| Exercise description |
Return only those lines of the listing that hold the word "title".

*** Block opens ***

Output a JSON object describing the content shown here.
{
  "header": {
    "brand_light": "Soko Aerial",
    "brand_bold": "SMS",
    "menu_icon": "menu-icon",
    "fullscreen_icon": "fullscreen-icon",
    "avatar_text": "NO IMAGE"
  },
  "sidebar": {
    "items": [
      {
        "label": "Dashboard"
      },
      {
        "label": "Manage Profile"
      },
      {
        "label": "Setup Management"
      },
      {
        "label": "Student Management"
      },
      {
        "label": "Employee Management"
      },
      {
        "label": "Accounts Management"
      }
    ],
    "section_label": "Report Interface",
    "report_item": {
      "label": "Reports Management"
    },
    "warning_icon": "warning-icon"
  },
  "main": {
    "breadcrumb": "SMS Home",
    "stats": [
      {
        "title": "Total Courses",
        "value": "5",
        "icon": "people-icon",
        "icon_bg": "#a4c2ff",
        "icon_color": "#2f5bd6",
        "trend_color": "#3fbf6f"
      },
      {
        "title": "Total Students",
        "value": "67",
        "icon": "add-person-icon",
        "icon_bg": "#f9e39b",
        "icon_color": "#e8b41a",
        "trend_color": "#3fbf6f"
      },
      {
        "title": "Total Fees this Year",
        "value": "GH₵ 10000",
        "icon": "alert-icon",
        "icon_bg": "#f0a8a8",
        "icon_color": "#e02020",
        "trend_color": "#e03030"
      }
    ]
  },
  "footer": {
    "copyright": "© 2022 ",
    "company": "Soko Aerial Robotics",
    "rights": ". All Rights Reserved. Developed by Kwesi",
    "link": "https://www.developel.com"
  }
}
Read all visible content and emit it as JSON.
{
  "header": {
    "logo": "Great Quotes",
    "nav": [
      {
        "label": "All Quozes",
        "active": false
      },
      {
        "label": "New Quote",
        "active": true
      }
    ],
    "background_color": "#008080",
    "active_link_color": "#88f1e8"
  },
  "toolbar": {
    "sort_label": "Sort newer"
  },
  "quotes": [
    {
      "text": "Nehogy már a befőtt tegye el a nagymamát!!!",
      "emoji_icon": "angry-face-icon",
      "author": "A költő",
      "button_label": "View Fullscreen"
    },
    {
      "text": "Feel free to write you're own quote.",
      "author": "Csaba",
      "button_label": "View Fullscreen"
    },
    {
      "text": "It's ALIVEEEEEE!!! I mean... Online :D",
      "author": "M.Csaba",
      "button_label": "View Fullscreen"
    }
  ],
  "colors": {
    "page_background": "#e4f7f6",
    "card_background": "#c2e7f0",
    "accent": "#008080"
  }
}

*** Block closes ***

| Response to this exercise |
        "title": "Total Courses",
        "title": "Total Students",
        "title": "Total Fees this Year",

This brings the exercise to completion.